“Kind words are like honey— sweet to the soul and healthy for the body.”
“Sorry, everyone. I’ve run out of papers. Looks like I didn’t copy enough. I just need to pop out and copy more. I’ll be right back.”
I turned to leave, paper in hand, when a clear voice piped up.
“You don’t need to apologize! That’s no big deal. You go copy that paper. We’ll be just fine.” The voice was accompanied by a hand flourish and an emphatic, seriously intense gaze.
Seriously. I can’t make this stuff up.
I held it together until I was in the hallway, then grinned and chuckled as I got down to business. What a sweetie.
It’s small kindnesses like these that makes me love my job, love my interactions with these littles of mine. Just like a mouthful of honey, that total acceptance and understanding and grace goes down sweet and smooth.
Imagine the opposite.
“You moron! Why can’t you count? You’d think you’d get this right by now!”
My inner dialog used to run along a similar harsh vein.
I was so hard on myself. Forgetfulness or inconsequential mistakes were excuses to punish myself. This interior running commentary ran unchecked for years, building a seriously toxic pattern that ran a deep rut through my psyche.
I had to become aware of it to be able to change it.
I have a long way to go, but I sure have come a long way, too. And the complete enthusiastic authentic grace of the children in my care has been one of the instruments of healing God has used in my journey toward showing myself kindness.
I need to use kind words with those around me, for sure.
But I also need to extend that same kindness to myself. I need to value myself enough to treat my own heart with consideration and compassion. I have been so quick to jump all over the mistakes in my day – now I am learning to give consideration to the ways in which I served well, showed grace under pressure, or extended mercy to another.

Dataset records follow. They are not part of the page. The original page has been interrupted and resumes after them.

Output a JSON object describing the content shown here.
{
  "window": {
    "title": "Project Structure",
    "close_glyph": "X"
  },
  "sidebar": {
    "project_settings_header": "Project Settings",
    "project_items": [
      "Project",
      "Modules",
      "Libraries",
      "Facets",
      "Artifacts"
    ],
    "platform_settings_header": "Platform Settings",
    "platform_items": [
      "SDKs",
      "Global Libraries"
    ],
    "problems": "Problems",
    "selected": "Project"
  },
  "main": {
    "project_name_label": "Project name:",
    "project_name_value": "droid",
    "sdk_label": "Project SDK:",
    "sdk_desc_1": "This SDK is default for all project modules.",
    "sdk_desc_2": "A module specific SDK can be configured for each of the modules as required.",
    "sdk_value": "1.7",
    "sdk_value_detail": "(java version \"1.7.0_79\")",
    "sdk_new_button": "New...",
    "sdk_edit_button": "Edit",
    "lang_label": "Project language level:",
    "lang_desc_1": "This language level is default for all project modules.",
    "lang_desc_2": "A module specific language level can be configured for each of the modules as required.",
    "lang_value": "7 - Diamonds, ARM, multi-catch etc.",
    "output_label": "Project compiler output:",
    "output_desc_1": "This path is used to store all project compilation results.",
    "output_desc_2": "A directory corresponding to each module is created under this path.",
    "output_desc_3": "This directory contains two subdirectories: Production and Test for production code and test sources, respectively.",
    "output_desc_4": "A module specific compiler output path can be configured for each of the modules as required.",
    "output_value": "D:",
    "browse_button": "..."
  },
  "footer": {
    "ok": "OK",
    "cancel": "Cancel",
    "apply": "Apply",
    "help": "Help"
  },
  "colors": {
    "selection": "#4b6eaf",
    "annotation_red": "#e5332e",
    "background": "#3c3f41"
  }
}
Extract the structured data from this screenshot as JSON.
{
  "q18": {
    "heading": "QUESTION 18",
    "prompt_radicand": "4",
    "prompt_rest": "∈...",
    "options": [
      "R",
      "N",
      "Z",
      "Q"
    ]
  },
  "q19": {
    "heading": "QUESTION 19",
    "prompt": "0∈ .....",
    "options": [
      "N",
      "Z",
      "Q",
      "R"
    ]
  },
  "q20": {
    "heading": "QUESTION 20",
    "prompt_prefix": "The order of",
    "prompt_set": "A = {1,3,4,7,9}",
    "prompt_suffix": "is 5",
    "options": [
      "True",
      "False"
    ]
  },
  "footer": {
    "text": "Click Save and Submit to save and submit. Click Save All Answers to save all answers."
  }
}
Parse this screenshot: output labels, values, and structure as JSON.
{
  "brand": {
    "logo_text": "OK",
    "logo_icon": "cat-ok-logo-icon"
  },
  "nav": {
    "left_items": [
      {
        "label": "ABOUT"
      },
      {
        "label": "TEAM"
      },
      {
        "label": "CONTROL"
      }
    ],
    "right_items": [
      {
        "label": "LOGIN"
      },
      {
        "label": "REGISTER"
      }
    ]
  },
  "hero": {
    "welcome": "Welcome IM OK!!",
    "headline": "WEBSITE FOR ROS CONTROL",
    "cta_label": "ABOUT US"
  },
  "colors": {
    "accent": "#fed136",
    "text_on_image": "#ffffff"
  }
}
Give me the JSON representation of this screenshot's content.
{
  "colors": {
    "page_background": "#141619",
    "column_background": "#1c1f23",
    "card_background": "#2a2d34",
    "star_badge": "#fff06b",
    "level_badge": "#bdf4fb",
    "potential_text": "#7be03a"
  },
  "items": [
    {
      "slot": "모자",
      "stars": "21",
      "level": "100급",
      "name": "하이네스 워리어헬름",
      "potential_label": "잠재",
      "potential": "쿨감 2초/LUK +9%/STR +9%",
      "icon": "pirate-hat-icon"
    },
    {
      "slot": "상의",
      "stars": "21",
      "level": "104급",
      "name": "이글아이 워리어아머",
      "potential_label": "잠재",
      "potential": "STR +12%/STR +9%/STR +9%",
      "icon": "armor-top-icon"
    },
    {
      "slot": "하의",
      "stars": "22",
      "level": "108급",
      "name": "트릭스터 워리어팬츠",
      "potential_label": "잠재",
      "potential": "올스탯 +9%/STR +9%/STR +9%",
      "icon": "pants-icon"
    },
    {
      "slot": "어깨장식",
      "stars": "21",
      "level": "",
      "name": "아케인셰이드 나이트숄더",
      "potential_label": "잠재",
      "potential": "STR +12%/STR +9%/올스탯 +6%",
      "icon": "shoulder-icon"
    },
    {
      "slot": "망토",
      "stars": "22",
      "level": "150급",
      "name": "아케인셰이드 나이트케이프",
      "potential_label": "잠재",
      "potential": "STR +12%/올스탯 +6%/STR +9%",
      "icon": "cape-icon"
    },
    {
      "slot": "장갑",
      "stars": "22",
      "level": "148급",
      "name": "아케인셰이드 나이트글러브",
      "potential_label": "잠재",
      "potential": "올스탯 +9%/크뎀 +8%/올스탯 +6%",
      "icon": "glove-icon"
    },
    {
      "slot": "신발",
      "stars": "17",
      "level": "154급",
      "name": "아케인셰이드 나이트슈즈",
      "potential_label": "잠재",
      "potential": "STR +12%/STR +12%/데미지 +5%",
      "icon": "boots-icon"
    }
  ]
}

Surely, it would be demonstrating deep respect and honour to treat myself to something sweet – from myself.
What is your inner dialog saying about how you view yourself? What does it say about your perceived value? Do you need some healing in this area, just as I do?
Isn’t it time you allowed yourself a mouthful of honey?
Father, thank You for honey. Thank You for the reminder that we can learn to treat ourselves with dignity and respect and kindness, while we learn to do the same for those around us. Bless us with a deep capacity to use our words to build others – and ourselves – up. Amen.